As you can see from the picture, they were very excited to share what they have been doing. I’ll try to touch base with them upon their return and share with you what they did in Minnesota.
This weekend I’ll be away too as I have been invited to the ordination of a young man in Indiana who I baptized when I was stationed in Houston, Texas. He tracked me down last year and invited me to his Deaconate Ordination and now I have been asked to come again for his priestly ordination and 1st Mass. It will be a very special honor. Please keep Michael in your prayers, that he has a long and fruitful ministry serving God’s people.
I hope all of you have a wonderful week. May God continue to bless and reward you due to your generosity towards St. Joseph’s Indian School.
Today we had the biggest volume of incoming mail in months. Practically all of it consisted of gifts, well-wishes and Christmas greetings, all from our generous supporters.
St. Joseph’s Indian School strives to acknowledge all donations in short order. This can be a challenge when volumes are large. Because the quantity of mail was so great today, our Mail Processing staff sent out an SOS for assistance in sorting. Feeling confident that no one would miss me at my desk for an hour or two, I headed to the sorting room.
Tray upon tray of mail greeted me when I arrived. A number of other staff members were already at work sorting the mail according to size. This process enables the pieces to be fed properly into the machine which automatically opens the envelopes.
I saw return addresses from all over the country. Many envelopes had hand-written holiday greetings. Others had a colorful array of Christmas stamps. One poor wrinkled-looking envelope had an address that was barely legible. I said a silent prayer to the Post Office for their diligence in getting all of that wonderful mail to us, including those pieces with challenges.

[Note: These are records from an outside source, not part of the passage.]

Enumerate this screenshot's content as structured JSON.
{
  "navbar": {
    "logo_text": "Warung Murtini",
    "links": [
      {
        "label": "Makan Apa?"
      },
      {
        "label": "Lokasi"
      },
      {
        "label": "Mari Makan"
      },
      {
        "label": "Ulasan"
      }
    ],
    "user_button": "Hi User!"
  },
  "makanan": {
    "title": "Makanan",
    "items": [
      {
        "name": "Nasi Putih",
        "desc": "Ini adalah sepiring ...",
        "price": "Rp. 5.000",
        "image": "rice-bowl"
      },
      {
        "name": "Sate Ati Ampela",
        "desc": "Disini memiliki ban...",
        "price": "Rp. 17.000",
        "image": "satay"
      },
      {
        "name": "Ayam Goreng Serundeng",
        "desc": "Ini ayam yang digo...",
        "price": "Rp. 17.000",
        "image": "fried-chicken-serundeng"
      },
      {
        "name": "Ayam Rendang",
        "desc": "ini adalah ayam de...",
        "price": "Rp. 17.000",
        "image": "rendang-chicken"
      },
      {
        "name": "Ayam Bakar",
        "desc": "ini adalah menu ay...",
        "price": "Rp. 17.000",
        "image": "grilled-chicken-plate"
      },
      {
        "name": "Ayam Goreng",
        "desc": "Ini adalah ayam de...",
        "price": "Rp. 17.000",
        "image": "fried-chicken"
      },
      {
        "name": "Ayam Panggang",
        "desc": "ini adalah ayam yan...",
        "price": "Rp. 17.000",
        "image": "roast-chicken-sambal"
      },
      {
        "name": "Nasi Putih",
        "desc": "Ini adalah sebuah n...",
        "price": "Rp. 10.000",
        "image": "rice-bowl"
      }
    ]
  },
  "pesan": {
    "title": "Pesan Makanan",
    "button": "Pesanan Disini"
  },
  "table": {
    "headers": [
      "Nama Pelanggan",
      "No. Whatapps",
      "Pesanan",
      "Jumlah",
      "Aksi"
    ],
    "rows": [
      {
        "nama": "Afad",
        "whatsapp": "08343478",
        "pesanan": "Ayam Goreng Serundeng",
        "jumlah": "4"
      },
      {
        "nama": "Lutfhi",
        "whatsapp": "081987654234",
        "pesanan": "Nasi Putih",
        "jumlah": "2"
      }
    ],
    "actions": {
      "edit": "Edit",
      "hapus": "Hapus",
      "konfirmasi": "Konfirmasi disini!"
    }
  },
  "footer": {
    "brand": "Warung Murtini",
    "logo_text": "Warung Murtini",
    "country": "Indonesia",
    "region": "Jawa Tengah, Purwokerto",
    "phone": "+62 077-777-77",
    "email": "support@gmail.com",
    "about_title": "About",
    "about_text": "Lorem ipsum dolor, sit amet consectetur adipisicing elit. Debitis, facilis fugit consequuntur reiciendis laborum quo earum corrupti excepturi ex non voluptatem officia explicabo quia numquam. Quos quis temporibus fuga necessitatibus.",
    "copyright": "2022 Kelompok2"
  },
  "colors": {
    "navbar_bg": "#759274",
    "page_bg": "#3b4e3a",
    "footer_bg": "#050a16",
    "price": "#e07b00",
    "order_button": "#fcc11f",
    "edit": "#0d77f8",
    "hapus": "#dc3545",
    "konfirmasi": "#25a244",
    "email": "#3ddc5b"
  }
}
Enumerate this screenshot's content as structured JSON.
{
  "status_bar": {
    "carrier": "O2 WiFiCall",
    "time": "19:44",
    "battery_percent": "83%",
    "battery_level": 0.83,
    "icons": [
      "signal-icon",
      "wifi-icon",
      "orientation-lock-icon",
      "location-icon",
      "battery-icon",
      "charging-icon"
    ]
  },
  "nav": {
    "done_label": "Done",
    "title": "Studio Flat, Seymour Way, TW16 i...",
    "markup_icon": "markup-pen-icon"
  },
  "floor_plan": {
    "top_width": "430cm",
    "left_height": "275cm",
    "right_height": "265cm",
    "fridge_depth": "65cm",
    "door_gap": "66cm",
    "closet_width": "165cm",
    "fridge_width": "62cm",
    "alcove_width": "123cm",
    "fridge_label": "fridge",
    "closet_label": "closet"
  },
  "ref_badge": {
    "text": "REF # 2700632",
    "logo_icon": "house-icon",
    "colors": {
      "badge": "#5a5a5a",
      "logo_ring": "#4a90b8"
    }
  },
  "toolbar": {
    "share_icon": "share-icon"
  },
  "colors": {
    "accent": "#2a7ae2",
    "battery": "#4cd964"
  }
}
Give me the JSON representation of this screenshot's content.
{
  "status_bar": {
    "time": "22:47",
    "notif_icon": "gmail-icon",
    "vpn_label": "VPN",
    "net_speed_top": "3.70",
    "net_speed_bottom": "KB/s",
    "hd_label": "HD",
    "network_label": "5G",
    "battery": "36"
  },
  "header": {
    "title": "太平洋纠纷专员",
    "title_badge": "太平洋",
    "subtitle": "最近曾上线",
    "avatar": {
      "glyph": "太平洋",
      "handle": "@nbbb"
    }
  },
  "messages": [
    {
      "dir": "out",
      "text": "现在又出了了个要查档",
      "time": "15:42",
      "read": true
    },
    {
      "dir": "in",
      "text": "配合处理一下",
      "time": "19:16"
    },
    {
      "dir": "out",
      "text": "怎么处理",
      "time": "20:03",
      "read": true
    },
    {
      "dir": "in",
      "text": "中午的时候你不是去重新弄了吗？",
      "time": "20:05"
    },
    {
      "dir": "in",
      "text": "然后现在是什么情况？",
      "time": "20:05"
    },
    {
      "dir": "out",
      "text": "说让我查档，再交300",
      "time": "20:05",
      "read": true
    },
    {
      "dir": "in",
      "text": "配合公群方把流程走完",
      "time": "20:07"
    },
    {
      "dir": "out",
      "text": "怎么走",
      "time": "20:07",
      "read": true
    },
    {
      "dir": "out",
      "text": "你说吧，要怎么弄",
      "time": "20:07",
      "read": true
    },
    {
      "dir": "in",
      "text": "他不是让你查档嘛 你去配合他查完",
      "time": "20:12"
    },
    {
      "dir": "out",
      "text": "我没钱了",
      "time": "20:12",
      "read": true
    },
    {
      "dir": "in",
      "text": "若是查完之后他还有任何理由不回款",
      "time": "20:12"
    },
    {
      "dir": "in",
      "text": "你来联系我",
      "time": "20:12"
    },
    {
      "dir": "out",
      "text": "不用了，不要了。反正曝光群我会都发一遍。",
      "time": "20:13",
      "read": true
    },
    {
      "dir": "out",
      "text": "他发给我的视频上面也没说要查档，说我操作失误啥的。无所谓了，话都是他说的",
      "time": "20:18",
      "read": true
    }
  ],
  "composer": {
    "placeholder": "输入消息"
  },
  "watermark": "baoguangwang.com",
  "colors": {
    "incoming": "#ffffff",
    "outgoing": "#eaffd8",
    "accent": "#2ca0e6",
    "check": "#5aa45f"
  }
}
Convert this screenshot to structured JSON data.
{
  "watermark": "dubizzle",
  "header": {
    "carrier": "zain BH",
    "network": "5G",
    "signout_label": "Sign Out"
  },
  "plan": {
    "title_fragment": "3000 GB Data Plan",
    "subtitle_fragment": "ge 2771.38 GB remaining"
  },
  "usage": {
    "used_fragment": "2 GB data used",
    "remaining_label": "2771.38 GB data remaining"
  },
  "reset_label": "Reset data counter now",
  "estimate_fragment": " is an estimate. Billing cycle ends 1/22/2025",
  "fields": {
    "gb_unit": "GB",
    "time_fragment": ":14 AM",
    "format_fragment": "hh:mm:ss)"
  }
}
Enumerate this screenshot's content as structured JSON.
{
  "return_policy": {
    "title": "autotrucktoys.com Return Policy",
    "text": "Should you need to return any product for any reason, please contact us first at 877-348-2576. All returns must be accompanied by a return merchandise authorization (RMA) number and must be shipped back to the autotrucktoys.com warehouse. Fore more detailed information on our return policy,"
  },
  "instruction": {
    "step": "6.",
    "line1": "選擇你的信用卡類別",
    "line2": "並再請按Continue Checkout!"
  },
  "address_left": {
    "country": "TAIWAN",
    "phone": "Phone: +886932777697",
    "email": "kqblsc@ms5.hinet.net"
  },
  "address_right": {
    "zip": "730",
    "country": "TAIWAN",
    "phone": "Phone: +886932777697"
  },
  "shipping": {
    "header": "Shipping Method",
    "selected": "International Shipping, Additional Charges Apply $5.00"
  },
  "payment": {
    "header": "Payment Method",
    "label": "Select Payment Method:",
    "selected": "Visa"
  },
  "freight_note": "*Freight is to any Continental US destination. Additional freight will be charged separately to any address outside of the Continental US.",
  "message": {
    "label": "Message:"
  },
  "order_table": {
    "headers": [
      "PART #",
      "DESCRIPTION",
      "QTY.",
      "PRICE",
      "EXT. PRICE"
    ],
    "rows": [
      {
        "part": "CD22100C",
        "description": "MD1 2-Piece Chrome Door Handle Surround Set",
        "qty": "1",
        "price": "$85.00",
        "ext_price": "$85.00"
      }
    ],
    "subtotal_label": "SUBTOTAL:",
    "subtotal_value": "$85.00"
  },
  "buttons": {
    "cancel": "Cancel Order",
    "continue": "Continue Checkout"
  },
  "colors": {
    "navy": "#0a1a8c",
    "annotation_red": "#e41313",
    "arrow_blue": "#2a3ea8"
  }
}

What I felt with each piece of mail that I handled was a deep respect for our supporters. Those envelopes showed me that our benefactors care. That so many people from so many places believe in our mission in little Chamberlain, South Dakota, and the work we do with the Lakota students is very humbling.